04/09/19 - 9:45 AM to 10:45 AM
Kolthoff Lectureship #2: Professor Suzanne Walker
Izaak M. Kolthoff Lectureship in Chemistry
How chemical genetics can reveal new biology
One of the goals of chemical genetics is to uncover new biology. My laboratory has developed a platform to profile huge libraries of S. aureus mutants (~500,000 different mutants) under different treatments (e.g., perturbations with antibiotics and other compounds). By probing enormous mutant collections with small molecules, we identify the genes (gene products) that are important for a given biological process. In this lecture, I will describe our platform and how we have used it, and will then describe our discovery of a S. aureus enzyme that coordinates cell growth with cell division.
Suzanne Walker received a Bachelor of Arts in English literature at the University of Chicago and a doctorate in organic chemistry at Princeton University. She joined the faculty at Princeton as an instructor of chemistry in 1995 and was promoted to associate professor with tenure in 2001. Shortly thereafter (2003), she became the first woman to attain the rank of full professor of chemistry at Princeton. In 2004, she left Princeton to join the faculty at the Harvard Medical School. She helped build the Harvard University doctorate program in chemical biology, which was established in 2005, and has served as director of the program since 2011. She also serves as an associate editor for the Journal of the American Chemical Society, handing papers in the areas of chemical biology and biochemistry.
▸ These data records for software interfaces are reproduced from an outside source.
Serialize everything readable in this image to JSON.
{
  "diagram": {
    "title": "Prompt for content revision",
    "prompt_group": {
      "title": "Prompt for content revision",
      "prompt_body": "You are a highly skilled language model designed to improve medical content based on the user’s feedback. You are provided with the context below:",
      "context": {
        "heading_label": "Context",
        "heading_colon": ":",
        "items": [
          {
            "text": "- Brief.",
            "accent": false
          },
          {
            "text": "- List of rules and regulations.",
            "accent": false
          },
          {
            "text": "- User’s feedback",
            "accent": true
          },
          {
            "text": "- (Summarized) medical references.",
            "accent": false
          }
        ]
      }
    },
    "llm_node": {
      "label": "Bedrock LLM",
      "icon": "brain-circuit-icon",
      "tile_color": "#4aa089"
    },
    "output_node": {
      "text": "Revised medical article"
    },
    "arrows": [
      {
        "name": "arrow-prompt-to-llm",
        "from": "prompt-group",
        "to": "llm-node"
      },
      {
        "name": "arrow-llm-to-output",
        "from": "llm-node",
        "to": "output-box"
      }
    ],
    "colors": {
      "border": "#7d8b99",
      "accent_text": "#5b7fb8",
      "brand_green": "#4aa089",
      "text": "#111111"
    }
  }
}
Professor Walker is known for contributions in two major areas. One is the bacterial cell envelope. The Walker lab has developed methods to study the biosynthesis of peptidoglycan and other cell envelope pathways, and has developed novel approaches to discover and characterize new antibacterial targets and compounds. She has also made fundamental contributions to understanding O-GlcNAc transferase (OGT), an unusual glycosyltransferase that is essential for mammalian cell survival. Her laboratory has carried out the foundational biochemistry on OGT (mechanism and structure) and is developing methods to link in vitro mechanism with cellular function.
Walker has been recognized for her work through a number of awards, including a Camille Dreyfus Teacher-Scholar Award, an Alfred P. Sloan Foundation Fellowship, the Emil Thomas Kaiser Award in Protein Chemistry, an Arthur C. Cope Scholar Award, and most recently, election to the American Academy of Microbiology (2019). She has also been honored to be a W.S. Johnson Symposium speaker (Stanford 2011), the Ada Doisy Lecturer in Biochemistry (University of Illinois 2015), the Mary Sue Coleman Lecturer in the Life Sciences (University of Michigan 2015), a Frontiers in Chemistry Distinguished Lecturer (Scripps 2016), the T.Y. Shen Distinguished Lecturer in Biological Chemistry (MIT, 2016), the National Institutes of Health Director’s WALS Lecturer (Bethesda 2017), the Andrew Braisted Award Lecturer in Chemical Biology (Berkeley-UCSF 2017), and the Irwin Goldstein Lecturer in Glycobiology (University of Michigan 2019). She is especially pleased to honor the legacy of I.M. Kolthoff with a series of lectures at the University of Minnesota!
Kolthoff Lectureship in Chemistry
Kolthoff Lectureship in Chemistry Izaak Maurits Kolthoff was born on February 11, 1894, in Almelo, Holland. He died on March 4, 1993, in St. Paul, Minnesota. In 1911, he entered the University of Utrecht, Holland. He published his first paper on acid titrations in 1915. On the basis of his world-renowned reputation, he was invited to join the faculty of the University of Minnesota’s Department of Chemistry in 1927. By the time of his retirement from the University in 1962, he had published approximately 800 papers. He continued to publish approximately 150 more papers until his health failed. His research, covering approximately a dozen areas of chemistry, was recognized by many medals and memberships in learned societies throughout the world, including the National Academy of Sciences and the Nichols Medal of the American Chemical Society. Best known to the general public is his work on synthetic rubber. During World War II, the government established a comprehensive research program at major industrial companies and several universities, including Minnesota. Kolthoff quickly assembled a large research group and made major contributions to the program. Many of Kolthoff’s graduate students went on to successful careers in industry and academic life and, in turn, trained many more. In 1982, it was estimated that approximately 1,100 Ph.D. holders could trace their scientific roots to Kolthoff. When the Analytical Division of the American Chemical Society inaugurated the Giddings Award for Excellence in Education in 1983, he was the first recipient.